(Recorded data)
<<<<

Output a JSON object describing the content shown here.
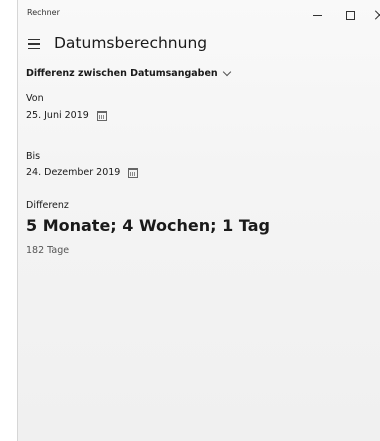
{
  "app": {
    "title": "Rechner"
  },
  "header": {
    "page_title": "Datumsberechnung",
    "menu_icon": "hamburger-menu-icon"
  },
  "mode": {
    "selected": "Differenz zwischen Datumsangaben",
    "icon": "chevron-down-icon"
  },
  "from": {
    "label": "Von",
    "value": "25. Juni 2019",
    "icon": "calendar-icon"
  },
  "to": {
    "label": "Bis",
    "value": "24. Dezember 2019",
    "icon": "calendar-icon"
  },
  "result": {
    "label": "Differenz",
    "value": "5 Monate; 4 Wochen; 1 Tag",
    "days": "182 Tage"
  },
  "window_controls": {
    "minimize": "minimize-icon",
    "maximize": "maximize-icon",
    "close": "close-icon"
  }
}
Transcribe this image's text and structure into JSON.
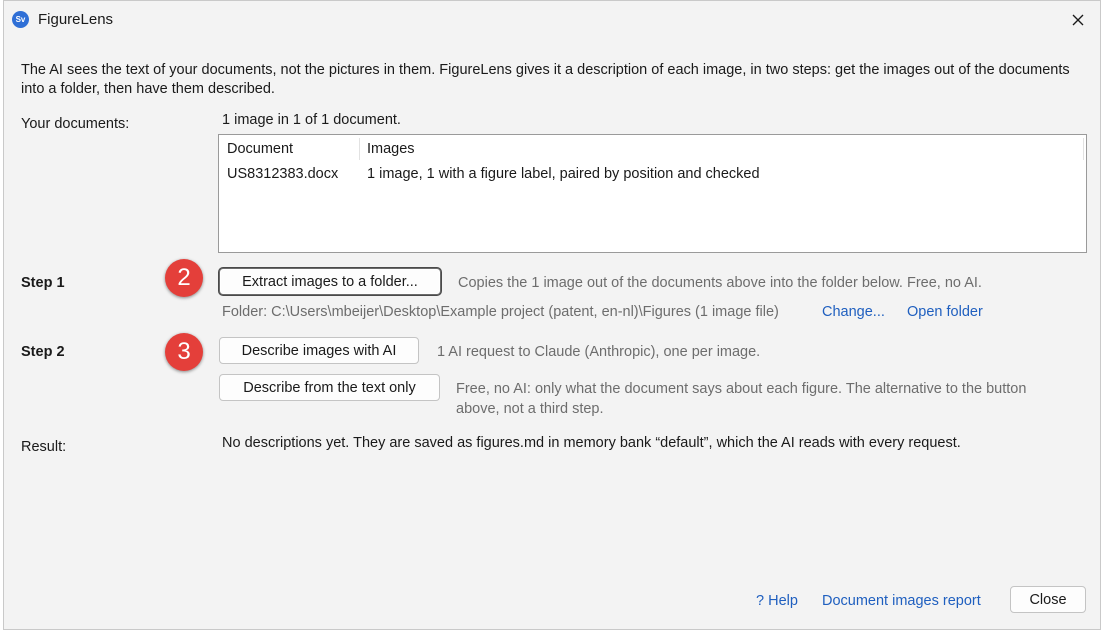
{
  "window": {
    "title": "FigureLens",
    "app_icon_text": "Sv",
    "close_icon": "close-icon"
  },
  "intro": "The AI sees the text of your documents, not the pictures in them. FigureLens gives it a description of each image, in two steps: get the images out of the documents into a folder, then have them described.",
  "documents": {
    "label": "Your documents:",
    "summary": "1 image in 1 of 1 document.",
    "columns": [
      "Document",
      "Images"
    ],
    "rows": [
      {
        "document": "US8312383.docx",
        "images": "1 image, 1 with a figure label, paired by position and checked"
      }
    ]
  },
  "step1": {
    "label": "Step 1",
    "badge": "2",
    "button": "Extract images to a folder...",
    "description": "Copies the 1 image out of the documents above into the folder below. Free, no AI.",
    "folder_text": "Folder: C:\\Users\\mbeijer\\Desktop\\Example project (patent, en-nl)\\Figures  (1 image file)",
    "change_link": "Change...",
    "open_link": "Open folder"
  },
  "step2": {
    "label": "Step 2",
    "badge": "3",
    "button_ai": "Describe images with AI",
    "ai_description": "1 AI request to Claude (Anthropic), one per image.",
    "button_text_only": "Describe from the text only",
    "text_only_description_line1": "Free, no AI: only what the document says about each figure. The alternative to the button",
    "text_only_description_line2": "above, not a third step."
  },
  "result": {
    "label": "Result:",
    "text": "No descriptions yet. They are saved as figures.md in memory bank “default”, which the AI reads with every request."
  },
  "footer": {
    "help_link": "? Help",
    "report_link": "Document images report",
    "close_button": "Close"
  },
  "colors": {
    "badge": "#e43f3a",
    "link": "#1f5fbf",
    "window_bg": "#f3f3f3"
  }
}
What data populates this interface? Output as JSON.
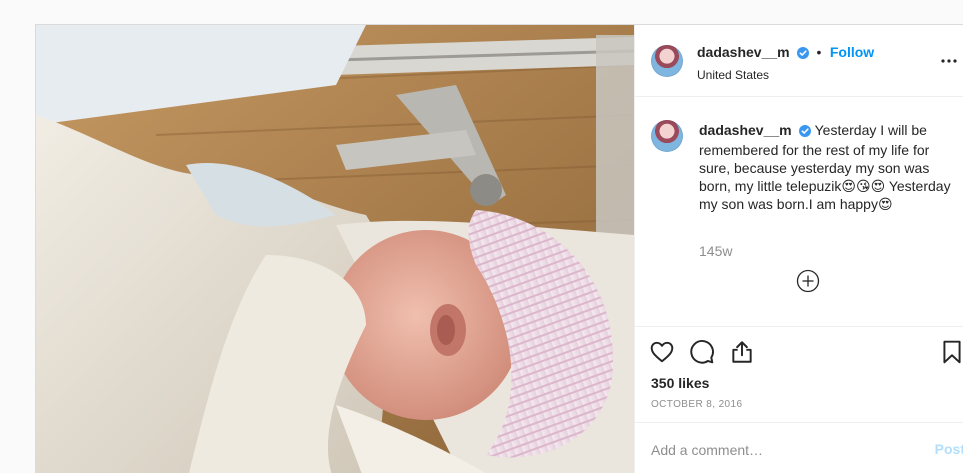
{
  "post": {
    "username": "dadashev__m",
    "follow_label": "Follow",
    "dot": "•",
    "location": "United States",
    "more_label": "•••",
    "caption": {
      "username": "dadashev__m",
      "text": "Yesterday I will be remembered for the rest of my life for sure, because yesterday my son was born, my little telepuzik😍😘😍 Yesterday my son was born.I am happy😍"
    },
    "time_ago": "145w",
    "likes": "350 likes",
    "date": "OCTOBER 8, 2016",
    "comment_placeholder": "Add a comment…",
    "post_label": "Post"
  },
  "colors": {
    "accent": "#0095f6",
    "post_disabled": "#b2dffc",
    "muted": "#8e8e8e",
    "text": "#262626"
  },
  "icons": {
    "verified": "verified-badge-icon",
    "more": "more-options-icon",
    "load_more": "plus-circle-icon",
    "like": "heart-icon",
    "comment": "comment-bubble-icon",
    "share": "share-arrow-icon",
    "save": "bookmark-icon"
  }
}
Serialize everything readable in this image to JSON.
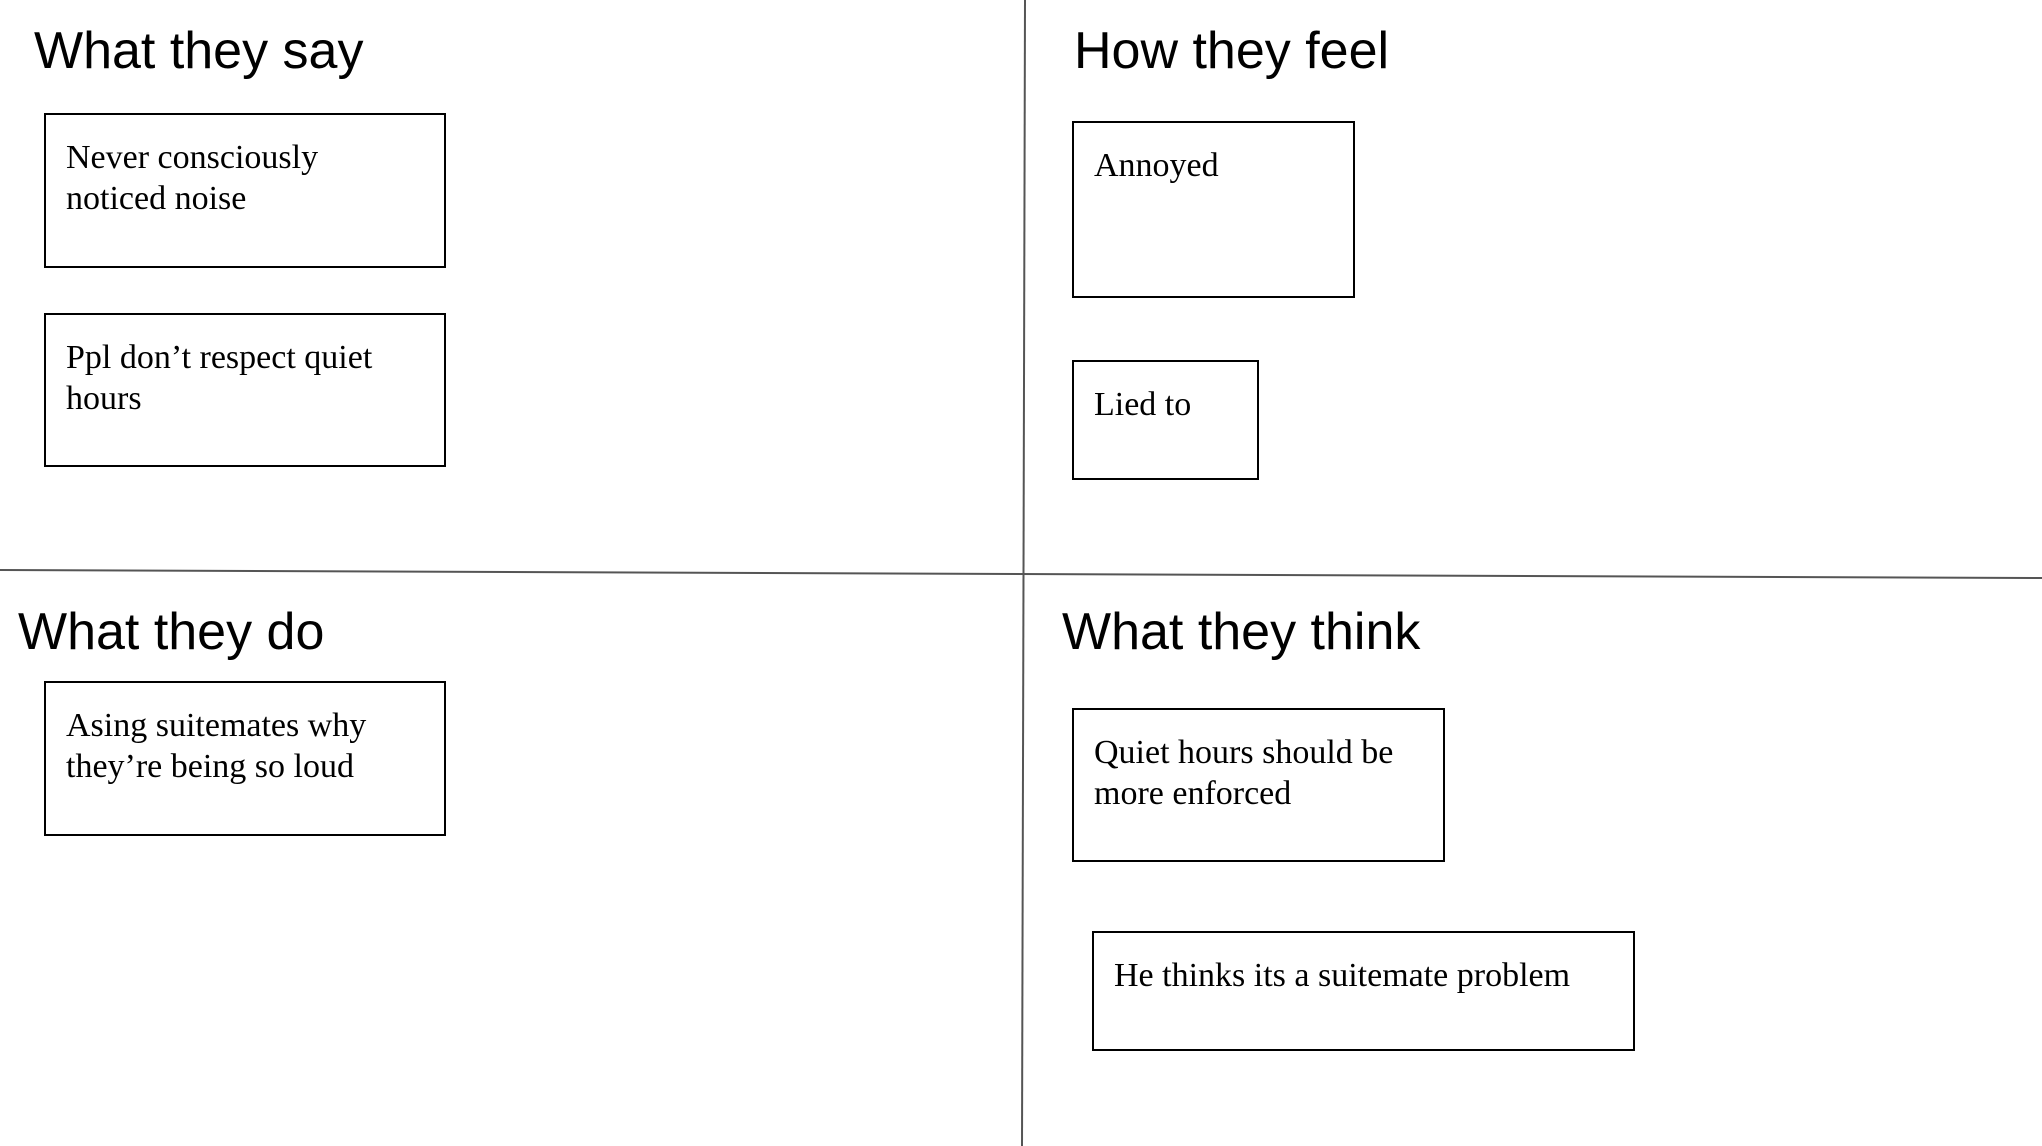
{
  "quadrants": {
    "say": {
      "title": "What they say",
      "notes": [
        "Never consciously noticed noise",
        "Ppl don’t respect quiet hours"
      ]
    },
    "feel": {
      "title": "How they feel",
      "notes": [
        "Annoyed",
        "Lied to"
      ]
    },
    "do": {
      "title": "What they do",
      "notes": [
        "Asing suitemates why they’re being so loud"
      ]
    },
    "think": {
      "title": "What they think",
      "notes": [
        "Quiet hours should be more enforced",
        "He thinks its a suitemate problem"
      ]
    }
  },
  "colors": {
    "background": "#ffffff",
    "ink": "#000000",
    "divider": "#555555"
  }
}
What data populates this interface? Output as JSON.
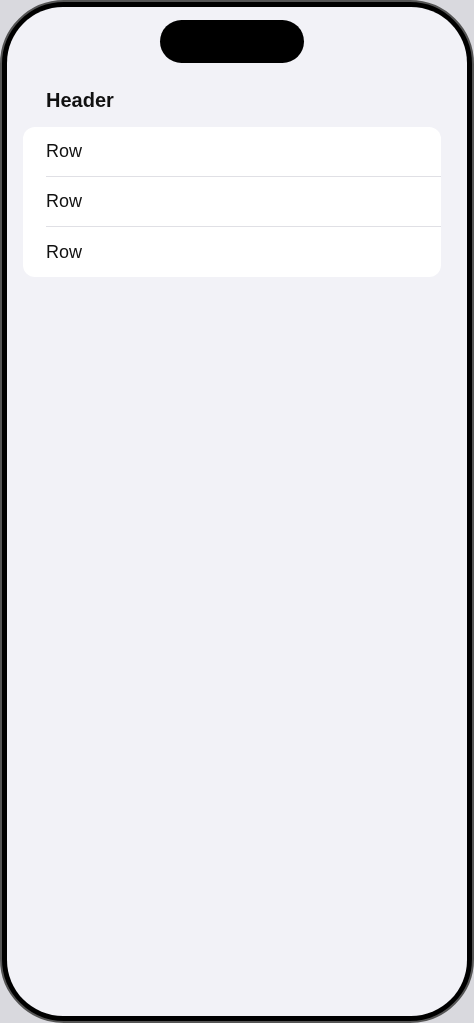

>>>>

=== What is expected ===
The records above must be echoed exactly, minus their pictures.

=== Task answer ===
Output a JSON object describing the content shown here.
{
  "app": {
    "title": "Rechner"
  },
  "header": {
    "page_title": "Datumsberechnung",
    "menu_icon": "hamburger-menu-icon"
  },
  "mode": {
    "selected": "Differenz zwischen Datumsangaben",
    "icon": "chevron-down-icon"
  },
  "from": {
    "label": "Von",
    "value": "25. Juni 2019",
    "icon": "calendar-icon"
  },
  "to": {
    "label": "Bis",
    "value": "24. Dezember 2019",
    "icon": "calendar-icon"
  },
  "result": {
    "label": "Differenz",
    "value": "5 Monate; 4 Wochen; 1 Tag",
    "days": "182 Tage"
  },
  "window_controls": {
    "minimize": "minimize-icon",
    "maximize": "maximize-icon",
    "close": "close-icon"
  }
}
Transcribe this image's text and structure into JSON.
{
  "window": {
    "title": "FigureLens",
    "app_icon_text": "Sv",
    "close_icon": "close-icon"
  },
  "intro": "The AI sees the text of your documents, not the pictures in them. FigureLens gives it a description of each image, in two steps: get the images out of the documents into a folder, then have them described.",
  "documents": {
    "label": "Your documents:",
    "summary": "1 image in 1 of 1 document.",
    "columns": [
      "Document",
      "Images"
    ],
    "rows": [
      {
        "document": "US8312383.docx",
        "images": "1 image, 1 with a figure label, paired by position and checked"
      }
    ]
  },
  "step1": {
    "label": "Step 1",
    "badge": "2",
    "button": "Extract images to a folder...",
    "description": "Copies the 1 image out of the documents above into the folder below. Free, no AI.",
    "folder_text": "Folder: C:\\Users\\mbeijer\\Desktop\\Example project (patent, en-nl)\\Figures  (1 image file)",
    "change_link": "Change...",
    "open_link": "Open folder"
  },
  "step2": {
    "label": "Step 2",
    "badge": "3",
    "button_ai": "Describe images with AI",
    "ai_description": "1 AI request to Claude (Anthropic), one per image.",
    "button_text_only": "Describe from the text only",
    "text_only_description_line1": "Free, no AI: only what the document says about each figure. The alternative to the button",
    "text_only_description_line2": "above, not a third step."
  },
  "result": {
    "label": "Result:",
    "text": "No descriptions yet. They are saved as figures.md in memory bank “default”, which the AI reads with every request."
  },
  "footer": {
    "help_link": "? Help",
    "report_link": "Document images report",
    "close_button": "Close"
  },
  "colors": {
    "badge": "#e43f3a",
    "link": "#1f5fbf",
    "window_bg": "#f3f3f3"
  }
}
What data populates this interface? Output as JSON.
{
  "post": {
    "username": "dadashev__m",
    "follow_label": "Follow",
    "dot": "•",
    "location": "United States",
    "more_label": "•••",
    "caption": {
      "username": "dadashev__m",
      "text": "Yesterday I will be remembered for the rest of my life for sure, because yesterday my son was born, my little telepuzik😍😘😍 Yesterday my son was born.I am happy😍"
    },
    "time_ago": "145w",
    "likes": "350 likes",
    "date": "OCTOBER 8, 2016",
    "comment_placeholder": "Add a comment…",
    "post_label": "Post"
  },
  "colors": {
    "accent": "#0095f6",
    "post_disabled": "#b2dffc",
    "muted": "#8e8e8e",
    "text": "#262626"
  },
  "icons": {
    "verified": "verified-badge-icon",
    "more": "more-options-icon",
    "load_more": "plus-circle-icon",
    "like": "heart-icon",
    "comment": "comment-bubble-icon",
    "share": "share-arrow-icon",
    "save": "bookmark-icon"
  }
}
Serialize everything readable in this image to JSON.
{
  "quadrants": {
    "say": {
      "title": "What they say",
      "notes": [
        "Never consciously noticed noise",
        "Ppl don’t respect quiet hours"
      ]
    },
    "feel": {
      "title": "How they feel",
      "notes": [
        "Annoyed",
        "Lied to"
      ]
    },
    "do": {
      "title": "What they do",
      "notes": [
        "Asing suitemates why they’re being so loud"
      ]
    },
    "think": {
      "title": "What they think",
      "notes": [
        "Quiet hours should be more enforced",
        "He thinks its a suitemate problem"
      ]
    }
  },
  "colors": {
    "background": "#ffffff",
    "ink": "#000000",
    "divider": "#555555"
  }
}
What data populates this interface? Output as JSON.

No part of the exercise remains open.